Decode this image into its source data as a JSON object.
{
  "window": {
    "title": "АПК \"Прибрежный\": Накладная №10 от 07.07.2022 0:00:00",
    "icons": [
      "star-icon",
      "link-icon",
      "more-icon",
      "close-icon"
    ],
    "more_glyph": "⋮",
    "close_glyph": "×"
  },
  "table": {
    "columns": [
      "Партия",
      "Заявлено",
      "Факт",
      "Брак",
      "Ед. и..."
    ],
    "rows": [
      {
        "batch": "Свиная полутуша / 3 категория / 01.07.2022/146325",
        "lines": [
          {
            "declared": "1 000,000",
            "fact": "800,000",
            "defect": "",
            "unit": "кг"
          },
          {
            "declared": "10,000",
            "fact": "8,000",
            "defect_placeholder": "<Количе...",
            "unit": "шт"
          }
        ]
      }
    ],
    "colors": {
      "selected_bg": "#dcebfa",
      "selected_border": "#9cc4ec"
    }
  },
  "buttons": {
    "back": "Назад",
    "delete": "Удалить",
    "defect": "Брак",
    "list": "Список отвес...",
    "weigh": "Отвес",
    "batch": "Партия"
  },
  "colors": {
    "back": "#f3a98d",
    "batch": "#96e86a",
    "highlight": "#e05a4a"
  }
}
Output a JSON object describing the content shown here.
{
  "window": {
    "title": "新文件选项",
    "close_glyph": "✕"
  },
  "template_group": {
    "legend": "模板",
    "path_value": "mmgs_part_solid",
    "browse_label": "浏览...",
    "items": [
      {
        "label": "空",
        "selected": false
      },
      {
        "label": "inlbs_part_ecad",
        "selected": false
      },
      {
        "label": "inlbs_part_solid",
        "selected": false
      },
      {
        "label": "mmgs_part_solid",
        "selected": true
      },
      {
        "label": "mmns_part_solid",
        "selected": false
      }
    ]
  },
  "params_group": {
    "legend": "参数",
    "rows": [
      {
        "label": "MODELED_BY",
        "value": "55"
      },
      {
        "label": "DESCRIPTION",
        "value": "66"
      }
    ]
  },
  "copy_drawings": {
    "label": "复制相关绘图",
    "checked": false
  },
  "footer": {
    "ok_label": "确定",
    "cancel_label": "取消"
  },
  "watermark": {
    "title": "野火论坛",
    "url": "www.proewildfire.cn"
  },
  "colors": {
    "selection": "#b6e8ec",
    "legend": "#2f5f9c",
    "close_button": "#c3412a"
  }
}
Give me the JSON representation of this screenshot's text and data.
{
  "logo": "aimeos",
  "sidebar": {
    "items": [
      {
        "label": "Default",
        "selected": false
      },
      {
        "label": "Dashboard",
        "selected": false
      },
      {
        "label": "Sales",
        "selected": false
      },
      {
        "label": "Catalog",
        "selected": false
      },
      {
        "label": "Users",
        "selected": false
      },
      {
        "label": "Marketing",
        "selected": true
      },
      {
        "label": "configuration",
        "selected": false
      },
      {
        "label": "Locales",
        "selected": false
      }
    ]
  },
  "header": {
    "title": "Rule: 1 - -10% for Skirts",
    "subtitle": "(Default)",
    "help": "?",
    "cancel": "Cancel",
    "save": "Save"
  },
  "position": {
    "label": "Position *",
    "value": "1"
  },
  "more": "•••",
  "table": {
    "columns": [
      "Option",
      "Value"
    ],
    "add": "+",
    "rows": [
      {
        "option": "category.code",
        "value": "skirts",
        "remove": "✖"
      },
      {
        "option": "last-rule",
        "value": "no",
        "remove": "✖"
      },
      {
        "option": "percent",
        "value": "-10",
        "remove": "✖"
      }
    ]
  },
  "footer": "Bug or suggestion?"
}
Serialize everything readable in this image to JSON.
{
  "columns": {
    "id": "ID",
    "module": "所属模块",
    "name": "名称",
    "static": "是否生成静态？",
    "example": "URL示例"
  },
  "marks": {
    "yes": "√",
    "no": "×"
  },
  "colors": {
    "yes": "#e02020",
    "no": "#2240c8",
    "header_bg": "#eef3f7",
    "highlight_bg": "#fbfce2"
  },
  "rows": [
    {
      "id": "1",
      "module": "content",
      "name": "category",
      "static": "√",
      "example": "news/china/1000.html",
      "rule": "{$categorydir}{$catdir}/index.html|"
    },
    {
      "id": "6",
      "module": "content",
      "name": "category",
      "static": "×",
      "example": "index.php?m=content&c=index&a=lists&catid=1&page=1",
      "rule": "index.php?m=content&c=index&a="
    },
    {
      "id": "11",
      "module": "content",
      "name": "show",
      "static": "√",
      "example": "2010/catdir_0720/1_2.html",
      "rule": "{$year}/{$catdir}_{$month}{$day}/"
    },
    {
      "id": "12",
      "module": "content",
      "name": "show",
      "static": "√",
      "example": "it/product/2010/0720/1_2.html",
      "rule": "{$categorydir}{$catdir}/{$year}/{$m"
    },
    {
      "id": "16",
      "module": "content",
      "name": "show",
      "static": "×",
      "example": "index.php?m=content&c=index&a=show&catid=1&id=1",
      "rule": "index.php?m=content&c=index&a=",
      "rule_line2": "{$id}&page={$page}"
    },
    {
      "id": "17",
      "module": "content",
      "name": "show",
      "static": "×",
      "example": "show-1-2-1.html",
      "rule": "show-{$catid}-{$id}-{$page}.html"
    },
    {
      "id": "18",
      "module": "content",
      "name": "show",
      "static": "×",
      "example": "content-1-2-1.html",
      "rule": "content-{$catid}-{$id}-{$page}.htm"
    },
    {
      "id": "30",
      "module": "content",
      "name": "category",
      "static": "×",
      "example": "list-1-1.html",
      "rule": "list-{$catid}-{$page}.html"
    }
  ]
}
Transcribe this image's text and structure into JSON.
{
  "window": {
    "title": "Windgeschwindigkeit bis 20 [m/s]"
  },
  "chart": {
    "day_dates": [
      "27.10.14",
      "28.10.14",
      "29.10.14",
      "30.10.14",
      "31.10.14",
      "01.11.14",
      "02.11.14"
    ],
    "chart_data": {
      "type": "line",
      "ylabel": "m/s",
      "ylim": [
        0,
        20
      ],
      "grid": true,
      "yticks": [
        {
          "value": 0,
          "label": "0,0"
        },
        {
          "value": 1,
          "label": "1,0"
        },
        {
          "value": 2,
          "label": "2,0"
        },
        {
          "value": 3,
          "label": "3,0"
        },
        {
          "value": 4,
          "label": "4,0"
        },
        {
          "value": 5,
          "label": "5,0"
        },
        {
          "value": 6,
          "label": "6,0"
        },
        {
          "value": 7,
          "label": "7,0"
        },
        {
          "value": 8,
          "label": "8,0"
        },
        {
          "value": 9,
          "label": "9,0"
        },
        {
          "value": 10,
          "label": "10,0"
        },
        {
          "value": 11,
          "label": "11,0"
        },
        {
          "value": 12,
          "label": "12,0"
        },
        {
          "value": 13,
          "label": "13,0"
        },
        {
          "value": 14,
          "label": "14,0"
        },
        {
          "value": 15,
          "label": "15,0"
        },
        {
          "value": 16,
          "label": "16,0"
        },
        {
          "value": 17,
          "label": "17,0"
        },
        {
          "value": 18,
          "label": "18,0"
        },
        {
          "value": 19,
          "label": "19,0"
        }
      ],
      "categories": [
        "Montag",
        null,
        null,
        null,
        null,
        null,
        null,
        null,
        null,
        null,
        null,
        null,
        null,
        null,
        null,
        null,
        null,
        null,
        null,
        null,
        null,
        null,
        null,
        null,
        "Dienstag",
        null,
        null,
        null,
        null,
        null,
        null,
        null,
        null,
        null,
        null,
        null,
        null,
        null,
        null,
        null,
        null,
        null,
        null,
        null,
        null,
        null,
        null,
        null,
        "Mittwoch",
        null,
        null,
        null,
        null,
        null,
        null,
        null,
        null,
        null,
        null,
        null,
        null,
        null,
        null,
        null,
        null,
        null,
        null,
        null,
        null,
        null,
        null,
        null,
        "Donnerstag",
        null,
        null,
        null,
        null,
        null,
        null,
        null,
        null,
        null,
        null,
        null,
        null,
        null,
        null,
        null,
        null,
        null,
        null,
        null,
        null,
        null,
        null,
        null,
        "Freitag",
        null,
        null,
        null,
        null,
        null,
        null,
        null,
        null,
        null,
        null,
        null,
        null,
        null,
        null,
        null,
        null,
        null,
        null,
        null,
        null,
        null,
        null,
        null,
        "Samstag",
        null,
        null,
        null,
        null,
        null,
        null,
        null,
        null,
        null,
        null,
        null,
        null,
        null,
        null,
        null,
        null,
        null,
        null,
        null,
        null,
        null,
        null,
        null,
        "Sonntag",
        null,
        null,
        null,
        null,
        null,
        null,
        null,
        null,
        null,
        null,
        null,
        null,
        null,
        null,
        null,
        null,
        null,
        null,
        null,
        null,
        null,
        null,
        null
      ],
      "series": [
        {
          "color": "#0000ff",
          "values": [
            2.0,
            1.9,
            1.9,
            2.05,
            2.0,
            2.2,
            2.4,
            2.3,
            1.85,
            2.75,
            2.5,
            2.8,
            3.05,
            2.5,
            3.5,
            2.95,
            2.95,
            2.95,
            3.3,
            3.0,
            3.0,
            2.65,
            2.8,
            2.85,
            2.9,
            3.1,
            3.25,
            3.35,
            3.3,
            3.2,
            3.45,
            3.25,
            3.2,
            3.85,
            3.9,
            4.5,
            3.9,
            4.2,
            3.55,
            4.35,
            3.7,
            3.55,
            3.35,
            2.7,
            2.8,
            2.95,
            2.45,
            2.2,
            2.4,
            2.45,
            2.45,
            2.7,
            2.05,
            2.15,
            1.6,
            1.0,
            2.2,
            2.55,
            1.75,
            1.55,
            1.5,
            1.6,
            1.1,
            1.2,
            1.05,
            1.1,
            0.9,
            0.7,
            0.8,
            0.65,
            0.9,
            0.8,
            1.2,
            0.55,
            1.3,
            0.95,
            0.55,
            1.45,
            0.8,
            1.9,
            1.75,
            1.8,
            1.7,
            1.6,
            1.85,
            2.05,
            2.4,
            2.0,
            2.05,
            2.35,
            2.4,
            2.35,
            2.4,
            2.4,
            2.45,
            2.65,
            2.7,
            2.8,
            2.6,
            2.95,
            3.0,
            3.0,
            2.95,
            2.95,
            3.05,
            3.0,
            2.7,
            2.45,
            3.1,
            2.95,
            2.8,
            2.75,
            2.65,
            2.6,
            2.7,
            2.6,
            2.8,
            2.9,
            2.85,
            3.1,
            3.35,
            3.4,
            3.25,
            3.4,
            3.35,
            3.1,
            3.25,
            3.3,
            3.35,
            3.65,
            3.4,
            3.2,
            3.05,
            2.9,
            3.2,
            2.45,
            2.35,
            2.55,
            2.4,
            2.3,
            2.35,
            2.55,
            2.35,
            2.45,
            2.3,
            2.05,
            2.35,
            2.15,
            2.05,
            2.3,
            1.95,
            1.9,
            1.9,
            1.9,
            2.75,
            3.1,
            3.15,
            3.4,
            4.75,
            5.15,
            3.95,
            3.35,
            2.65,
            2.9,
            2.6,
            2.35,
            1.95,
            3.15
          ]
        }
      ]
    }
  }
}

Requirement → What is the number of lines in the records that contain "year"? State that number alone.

Answer section → 2